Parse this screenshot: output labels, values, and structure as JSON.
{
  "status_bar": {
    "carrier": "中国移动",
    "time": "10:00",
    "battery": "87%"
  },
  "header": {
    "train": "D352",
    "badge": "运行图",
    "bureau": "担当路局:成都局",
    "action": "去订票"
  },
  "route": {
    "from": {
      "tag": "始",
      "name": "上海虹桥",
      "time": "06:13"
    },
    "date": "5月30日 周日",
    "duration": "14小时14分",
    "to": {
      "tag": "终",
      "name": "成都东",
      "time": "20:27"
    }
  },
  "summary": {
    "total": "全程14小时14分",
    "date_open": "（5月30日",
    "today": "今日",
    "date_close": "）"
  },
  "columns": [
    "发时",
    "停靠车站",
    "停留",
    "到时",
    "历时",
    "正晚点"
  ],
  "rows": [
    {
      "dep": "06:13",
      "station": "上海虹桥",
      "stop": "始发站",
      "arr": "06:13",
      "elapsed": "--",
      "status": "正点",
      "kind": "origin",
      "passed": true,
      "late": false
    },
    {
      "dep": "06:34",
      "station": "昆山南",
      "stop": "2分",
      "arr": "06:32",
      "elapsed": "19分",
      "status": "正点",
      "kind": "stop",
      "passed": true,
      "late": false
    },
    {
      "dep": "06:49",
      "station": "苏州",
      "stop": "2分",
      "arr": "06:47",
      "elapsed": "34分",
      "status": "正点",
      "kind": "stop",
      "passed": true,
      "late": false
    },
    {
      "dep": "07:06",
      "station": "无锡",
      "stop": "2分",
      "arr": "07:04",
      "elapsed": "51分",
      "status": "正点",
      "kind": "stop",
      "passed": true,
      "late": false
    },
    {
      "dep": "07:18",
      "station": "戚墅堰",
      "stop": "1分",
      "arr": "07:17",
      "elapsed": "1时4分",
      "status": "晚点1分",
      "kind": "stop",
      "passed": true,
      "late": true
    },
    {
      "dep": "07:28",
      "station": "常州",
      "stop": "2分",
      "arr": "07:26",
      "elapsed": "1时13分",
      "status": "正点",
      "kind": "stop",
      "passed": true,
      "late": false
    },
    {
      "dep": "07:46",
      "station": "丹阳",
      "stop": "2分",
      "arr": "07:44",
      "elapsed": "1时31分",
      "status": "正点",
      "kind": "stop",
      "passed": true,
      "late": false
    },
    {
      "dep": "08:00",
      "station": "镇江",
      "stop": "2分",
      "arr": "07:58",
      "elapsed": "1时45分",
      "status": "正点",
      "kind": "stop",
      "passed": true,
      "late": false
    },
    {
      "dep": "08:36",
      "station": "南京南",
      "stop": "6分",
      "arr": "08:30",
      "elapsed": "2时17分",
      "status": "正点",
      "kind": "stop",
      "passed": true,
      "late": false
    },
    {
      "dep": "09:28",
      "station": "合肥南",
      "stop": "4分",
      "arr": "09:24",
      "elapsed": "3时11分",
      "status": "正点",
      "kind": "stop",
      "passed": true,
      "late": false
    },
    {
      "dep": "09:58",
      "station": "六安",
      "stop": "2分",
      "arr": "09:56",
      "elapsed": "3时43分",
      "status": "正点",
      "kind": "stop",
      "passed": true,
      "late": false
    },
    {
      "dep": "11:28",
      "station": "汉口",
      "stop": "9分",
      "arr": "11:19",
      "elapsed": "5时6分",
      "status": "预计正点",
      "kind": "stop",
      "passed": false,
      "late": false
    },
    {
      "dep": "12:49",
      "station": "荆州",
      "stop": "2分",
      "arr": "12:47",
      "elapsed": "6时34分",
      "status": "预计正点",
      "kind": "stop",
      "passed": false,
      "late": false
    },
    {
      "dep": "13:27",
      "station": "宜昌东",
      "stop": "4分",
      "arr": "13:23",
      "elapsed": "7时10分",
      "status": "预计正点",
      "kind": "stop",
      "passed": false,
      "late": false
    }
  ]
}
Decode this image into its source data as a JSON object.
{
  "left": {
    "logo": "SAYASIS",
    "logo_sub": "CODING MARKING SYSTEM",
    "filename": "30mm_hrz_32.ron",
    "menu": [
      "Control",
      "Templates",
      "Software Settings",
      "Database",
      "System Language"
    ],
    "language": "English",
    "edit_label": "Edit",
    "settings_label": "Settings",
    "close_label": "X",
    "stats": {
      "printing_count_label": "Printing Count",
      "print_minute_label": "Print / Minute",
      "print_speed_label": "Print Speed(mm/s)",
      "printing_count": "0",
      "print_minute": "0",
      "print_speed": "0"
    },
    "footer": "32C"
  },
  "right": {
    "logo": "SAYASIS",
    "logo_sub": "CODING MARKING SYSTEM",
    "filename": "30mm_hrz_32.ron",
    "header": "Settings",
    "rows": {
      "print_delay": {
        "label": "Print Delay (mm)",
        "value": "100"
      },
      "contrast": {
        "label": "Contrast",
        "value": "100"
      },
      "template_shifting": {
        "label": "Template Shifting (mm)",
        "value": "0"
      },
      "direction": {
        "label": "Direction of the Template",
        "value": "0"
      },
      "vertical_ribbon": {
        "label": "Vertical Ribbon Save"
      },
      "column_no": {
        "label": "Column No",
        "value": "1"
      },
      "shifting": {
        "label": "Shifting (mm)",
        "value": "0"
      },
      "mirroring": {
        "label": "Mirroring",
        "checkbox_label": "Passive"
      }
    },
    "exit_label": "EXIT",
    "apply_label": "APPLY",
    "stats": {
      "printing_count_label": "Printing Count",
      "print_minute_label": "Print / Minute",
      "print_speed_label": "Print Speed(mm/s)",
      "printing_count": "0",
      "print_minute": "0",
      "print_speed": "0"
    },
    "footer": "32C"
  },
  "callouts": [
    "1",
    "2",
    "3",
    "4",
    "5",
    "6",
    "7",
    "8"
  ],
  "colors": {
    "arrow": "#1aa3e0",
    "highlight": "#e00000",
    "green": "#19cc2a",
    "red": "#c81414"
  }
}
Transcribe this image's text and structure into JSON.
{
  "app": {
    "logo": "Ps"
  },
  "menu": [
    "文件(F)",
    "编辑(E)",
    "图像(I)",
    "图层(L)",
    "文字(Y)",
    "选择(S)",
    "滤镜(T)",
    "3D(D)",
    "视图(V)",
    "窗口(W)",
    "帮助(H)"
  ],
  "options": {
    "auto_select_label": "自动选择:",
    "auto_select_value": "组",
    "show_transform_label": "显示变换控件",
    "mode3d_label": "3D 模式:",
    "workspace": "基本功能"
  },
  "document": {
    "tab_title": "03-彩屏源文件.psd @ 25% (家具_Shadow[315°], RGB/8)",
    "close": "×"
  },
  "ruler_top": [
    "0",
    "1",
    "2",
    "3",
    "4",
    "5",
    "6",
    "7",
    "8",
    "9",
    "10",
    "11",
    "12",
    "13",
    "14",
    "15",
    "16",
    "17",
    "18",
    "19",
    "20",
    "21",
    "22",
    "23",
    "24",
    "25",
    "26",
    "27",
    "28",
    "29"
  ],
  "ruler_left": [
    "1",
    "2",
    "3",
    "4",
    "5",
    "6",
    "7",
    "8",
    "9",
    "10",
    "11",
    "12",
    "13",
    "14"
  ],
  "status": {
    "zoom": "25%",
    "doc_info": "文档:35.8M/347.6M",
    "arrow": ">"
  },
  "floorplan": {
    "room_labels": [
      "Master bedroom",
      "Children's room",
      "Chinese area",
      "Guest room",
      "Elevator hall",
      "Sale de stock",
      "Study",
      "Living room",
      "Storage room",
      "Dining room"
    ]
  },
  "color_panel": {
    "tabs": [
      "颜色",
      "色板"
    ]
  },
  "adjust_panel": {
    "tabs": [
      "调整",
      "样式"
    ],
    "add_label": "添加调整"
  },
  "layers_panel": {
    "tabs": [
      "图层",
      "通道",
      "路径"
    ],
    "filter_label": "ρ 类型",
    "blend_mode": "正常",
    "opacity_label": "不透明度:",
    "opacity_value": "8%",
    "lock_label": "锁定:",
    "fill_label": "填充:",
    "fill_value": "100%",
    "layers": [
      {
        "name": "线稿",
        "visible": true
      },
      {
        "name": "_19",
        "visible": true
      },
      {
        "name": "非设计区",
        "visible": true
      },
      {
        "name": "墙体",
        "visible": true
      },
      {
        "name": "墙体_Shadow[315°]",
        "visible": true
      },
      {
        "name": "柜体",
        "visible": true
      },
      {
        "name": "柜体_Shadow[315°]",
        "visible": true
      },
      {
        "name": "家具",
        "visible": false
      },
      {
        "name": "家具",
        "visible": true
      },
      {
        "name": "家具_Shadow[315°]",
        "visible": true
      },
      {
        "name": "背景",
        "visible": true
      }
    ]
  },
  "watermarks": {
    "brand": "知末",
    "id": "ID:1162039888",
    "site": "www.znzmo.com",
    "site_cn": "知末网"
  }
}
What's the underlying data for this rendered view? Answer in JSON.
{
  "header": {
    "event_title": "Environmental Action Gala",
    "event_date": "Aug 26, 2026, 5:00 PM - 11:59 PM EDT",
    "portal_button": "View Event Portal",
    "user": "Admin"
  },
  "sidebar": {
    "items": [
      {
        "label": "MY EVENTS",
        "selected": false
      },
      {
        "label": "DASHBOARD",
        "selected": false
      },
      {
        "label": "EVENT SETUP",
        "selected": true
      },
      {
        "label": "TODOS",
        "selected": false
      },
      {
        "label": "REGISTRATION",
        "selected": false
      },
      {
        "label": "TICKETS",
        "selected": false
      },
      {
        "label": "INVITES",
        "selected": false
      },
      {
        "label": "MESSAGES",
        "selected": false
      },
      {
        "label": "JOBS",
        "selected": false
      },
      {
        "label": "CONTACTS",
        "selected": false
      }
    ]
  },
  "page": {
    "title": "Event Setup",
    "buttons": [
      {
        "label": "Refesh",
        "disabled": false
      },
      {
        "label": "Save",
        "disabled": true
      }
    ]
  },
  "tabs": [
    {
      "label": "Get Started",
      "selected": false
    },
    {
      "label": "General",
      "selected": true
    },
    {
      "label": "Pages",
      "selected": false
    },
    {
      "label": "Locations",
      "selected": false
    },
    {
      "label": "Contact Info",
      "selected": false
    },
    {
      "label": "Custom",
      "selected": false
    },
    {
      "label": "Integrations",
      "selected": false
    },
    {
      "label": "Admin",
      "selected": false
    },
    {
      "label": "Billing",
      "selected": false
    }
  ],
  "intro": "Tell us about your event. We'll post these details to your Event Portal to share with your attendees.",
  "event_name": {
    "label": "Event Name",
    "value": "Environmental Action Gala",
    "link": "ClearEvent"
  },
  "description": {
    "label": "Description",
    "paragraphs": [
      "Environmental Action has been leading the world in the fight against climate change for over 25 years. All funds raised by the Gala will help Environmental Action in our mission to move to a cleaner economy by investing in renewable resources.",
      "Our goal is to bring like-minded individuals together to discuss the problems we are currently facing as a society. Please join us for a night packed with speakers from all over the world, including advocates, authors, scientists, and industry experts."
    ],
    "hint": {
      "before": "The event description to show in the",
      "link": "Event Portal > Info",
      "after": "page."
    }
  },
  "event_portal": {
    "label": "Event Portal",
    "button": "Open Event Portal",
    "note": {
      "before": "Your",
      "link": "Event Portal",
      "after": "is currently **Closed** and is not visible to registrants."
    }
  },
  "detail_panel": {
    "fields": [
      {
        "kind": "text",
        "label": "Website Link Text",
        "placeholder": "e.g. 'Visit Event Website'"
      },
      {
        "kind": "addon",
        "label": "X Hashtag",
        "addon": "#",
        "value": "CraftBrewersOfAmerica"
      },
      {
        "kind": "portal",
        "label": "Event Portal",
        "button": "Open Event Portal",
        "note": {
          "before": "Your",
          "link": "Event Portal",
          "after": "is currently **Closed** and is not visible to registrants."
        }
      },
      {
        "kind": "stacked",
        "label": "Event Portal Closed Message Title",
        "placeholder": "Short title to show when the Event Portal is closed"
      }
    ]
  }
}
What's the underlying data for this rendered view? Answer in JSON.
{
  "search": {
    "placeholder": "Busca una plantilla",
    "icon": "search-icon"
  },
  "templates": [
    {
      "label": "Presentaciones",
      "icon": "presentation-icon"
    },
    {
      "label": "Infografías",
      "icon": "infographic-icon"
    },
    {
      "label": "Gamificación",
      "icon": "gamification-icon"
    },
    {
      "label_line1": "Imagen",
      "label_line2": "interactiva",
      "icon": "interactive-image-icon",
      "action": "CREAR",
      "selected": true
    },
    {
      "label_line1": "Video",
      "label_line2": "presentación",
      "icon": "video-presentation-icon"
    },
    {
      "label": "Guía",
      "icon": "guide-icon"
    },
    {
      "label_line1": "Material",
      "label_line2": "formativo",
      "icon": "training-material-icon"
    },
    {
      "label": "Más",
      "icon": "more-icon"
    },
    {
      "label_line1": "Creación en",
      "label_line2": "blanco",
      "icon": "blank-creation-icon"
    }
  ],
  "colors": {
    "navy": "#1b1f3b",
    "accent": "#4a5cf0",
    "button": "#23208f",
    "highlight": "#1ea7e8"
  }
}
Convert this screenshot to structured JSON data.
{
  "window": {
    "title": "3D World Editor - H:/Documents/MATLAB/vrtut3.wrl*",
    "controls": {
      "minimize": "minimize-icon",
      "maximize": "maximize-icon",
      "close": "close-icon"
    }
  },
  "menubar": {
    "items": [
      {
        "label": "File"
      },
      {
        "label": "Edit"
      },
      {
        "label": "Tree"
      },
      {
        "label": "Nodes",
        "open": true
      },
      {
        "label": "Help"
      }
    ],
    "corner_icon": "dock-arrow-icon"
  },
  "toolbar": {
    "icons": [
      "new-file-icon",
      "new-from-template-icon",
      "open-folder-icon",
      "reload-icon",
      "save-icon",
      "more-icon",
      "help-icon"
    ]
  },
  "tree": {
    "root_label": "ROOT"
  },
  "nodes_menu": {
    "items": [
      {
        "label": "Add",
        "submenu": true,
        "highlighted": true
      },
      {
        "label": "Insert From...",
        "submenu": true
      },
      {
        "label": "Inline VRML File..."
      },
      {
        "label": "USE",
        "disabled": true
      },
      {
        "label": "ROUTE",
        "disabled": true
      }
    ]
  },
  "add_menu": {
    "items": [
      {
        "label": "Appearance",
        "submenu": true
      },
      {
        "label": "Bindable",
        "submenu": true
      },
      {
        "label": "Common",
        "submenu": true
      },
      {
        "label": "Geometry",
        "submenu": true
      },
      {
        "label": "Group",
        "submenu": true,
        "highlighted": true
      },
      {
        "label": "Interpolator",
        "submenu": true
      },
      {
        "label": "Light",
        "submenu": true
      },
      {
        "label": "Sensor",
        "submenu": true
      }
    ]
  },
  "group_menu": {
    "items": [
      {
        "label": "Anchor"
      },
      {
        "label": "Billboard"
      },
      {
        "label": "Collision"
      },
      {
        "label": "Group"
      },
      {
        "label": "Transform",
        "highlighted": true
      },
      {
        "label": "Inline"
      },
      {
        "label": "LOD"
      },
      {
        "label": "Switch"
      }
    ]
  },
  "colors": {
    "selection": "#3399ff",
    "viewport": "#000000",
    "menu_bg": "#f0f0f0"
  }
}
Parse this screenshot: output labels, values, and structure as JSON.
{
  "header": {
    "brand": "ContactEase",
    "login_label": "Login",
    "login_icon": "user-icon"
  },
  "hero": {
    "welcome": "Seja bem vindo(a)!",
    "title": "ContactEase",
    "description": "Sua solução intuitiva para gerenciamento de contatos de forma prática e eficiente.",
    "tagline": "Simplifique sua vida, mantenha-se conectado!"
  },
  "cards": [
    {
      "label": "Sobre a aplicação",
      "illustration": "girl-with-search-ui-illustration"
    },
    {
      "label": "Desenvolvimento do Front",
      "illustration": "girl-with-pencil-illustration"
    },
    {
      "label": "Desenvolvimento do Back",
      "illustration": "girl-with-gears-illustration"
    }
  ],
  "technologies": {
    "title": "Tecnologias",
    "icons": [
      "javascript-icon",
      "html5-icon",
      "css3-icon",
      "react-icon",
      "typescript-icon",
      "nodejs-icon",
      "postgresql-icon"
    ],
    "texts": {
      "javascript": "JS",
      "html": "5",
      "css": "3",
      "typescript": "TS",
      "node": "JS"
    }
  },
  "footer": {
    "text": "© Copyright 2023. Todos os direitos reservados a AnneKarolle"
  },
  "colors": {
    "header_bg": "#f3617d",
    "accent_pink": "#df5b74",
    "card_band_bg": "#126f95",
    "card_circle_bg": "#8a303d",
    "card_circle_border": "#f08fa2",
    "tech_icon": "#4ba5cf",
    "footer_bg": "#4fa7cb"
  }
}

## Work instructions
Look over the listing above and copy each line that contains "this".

## Response area
Parse this screenshot: output labels, values, and structure as JSON.
Decode this image into its source data as a JSON object.
Transcribe this image's text and structure into JSON.
What's the underlying data for this rendered view? Answer in JSON.
What's the underlying data for this rendered view? Answer in JSON.
Convert this screenshot to structured JSON data.
Parse this screenshot: output labels, values, and structure as JSON.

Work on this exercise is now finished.